Women need to be more active in local, national politics

Female legislators are proportionally low, voters must make up difference to protect rights



Grace Hendrickson, treasurer of the Political Science Club, speaks about the importance of women involving themselves in politics Saturday in the CUB.

KRISTIN BULZOMI, Evergreen columnist

In politics, it matters who lobbies their congresspeople or governors, who votes and who runs for office. It matters if only a certain special interest group is vocal about its issues and not others.

It is essential to democracy that citizens vote and voice their opinions about issues that are important to society. This is especially true for women in the current political climate.

Despite making up roughly an equal share of the electorate in both Whitman County and Washington state, according to election statistics provided by the Office of the Secretary of State women only make up less than half of the elective office positions.

Washington state’s legislature has the fifth-highest percentage of women in office at only 37.4 percent, according to the Center for American Women and Politics.

The amount of women in elected office nationally is even worse. Only 20 percent of Congress, 23.4 percent of statewide elective executive offices and 25.5 percent of state legislatures in 2018 are made up of women, according to CAWP statistics.

Men are being elected and making decisions on what a woman can and cannot do with her own body, sometimes without a basic understanding of how a woman’s body works. In 2015, for instance, Idaho lawmaker Vito Barbieri thought a camera pill swallowed via the mouth would end up in the vagina, which is definitely not how anatomy works.

“If you are not a woman, you should have literally no say in how women’s health care works because you are not a woman,” said Grace Hendrickson, treasurer of the Political Science Club.

In the current political climate, women could be one Supreme Court decision away from losing access to sexual and reproductive healthcare. This is especially relevant to the WSU campus and not only to women but also to men, said Hendrickson.

If certain politicians are able to defund Planned Parenthood, that would mean no more screenings. STDs are higher in Whitman County than in the rest of the state, according to an article published in The Daily Evergreen.

Planned Parenthood is important here, now more than ever.

If politicians banned abortion, that means no morning-after pill and no abortions in case the morning-after pill or birth control fails. If politicians dismantle the Affordable Care Act, that means no more free birth control.

If you rely on these things, you should vote.

“Exercise your voice and make a difference,” said Hendrickson. “If you are upset with the way things are or you want something to be one way, then do something about it.”

Vote not only in national elections — vote in your local elections.
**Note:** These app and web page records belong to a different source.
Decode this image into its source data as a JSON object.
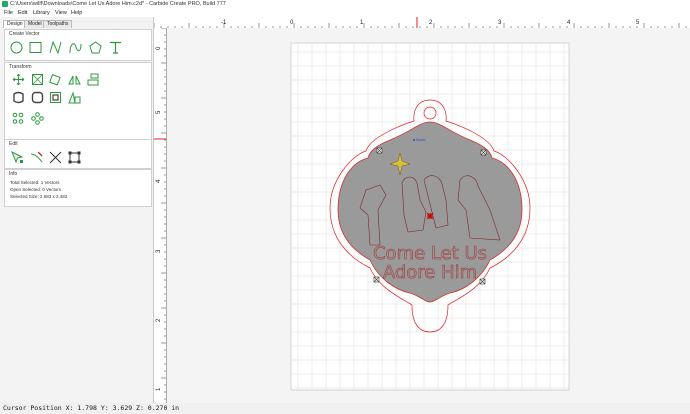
{
  "window": {
    "title": "C:\\Users\\willf\\Downloads\\Come Let Us Adore Him.c2d* - Carbide Create PRO, Build 777"
  },
  "menu": {
    "file": "File",
    "edit": "Edit",
    "library": "Library",
    "view": "View",
    "help": "Help"
  },
  "left_panel": {
    "tabs": {
      "design": "Design",
      "model": "Model",
      "toolpaths": "Toolpaths"
    },
    "create_vector": {
      "title": "Create Vector",
      "tools": [
        "circle-icon",
        "rectangle-icon",
        "polyline-icon",
        "curve-icon",
        "polygon-icon",
        "text-icon"
      ]
    },
    "transform": {
      "title": "Transform"
    },
    "edit": {
      "title": "Edit"
    },
    "info": {
      "title": "Info",
      "total_selected": "Total Selected:  1 Vectors",
      "open_selected": "Open Selected:  0 Vectors",
      "selected_size": "Selected Size:  2.683 x 2.483"
    }
  },
  "ruler": {
    "top_labels": [
      "-1",
      "0",
      "1",
      "2",
      "3",
      "4",
      "5"
    ],
    "left_labels": [
      "5",
      "4",
      "3",
      "2",
      "1",
      "0"
    ]
  },
  "canvas": {
    "text_line1": "Come Let Us",
    "text_line2": "Adore Him",
    "node_label": "Node",
    "colors": {
      "selection": "#e02020",
      "shape_fill": "#9a9a9a",
      "sheet": "#ffffff",
      "grid": "#dcdcdc",
      "star": "#d8c040"
    }
  },
  "status": {
    "cursor": "Cursor Position X: 1.798 Y: 3.629 Z: 0.270 in"
  }
}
Local politics often get ignored because of the prominence of national politics, but they are actually more important here since we live in a district that can swing red or blue based on who votes.

And don’t just vote, get active. Write to your congressperson or governor, or even run for office. If you want to change a certain issue, speak up. Tell your officials what you want them to do, how you want them to vote or run for office yourself.

“[If] you don’t like it, then don’t complain about it,” Hendrickson said.

We need more women voting and more women in office.

“When we have more women in politics, we definitely foster a lot more cooperation and productivity,” Hendrickson said. “I think it would inspire young girls and other women to voice their opinion.”

I think so, too. I grew up watching Dana Scully on “The X-Files” as many young girls and women did in the 90s. And we grew up to enter STEM fields because Scully was such a big role model.

Women in office inspire girls in the same way.

This midterm election cycle Nov. 6, get out and vote. Make your voice heard.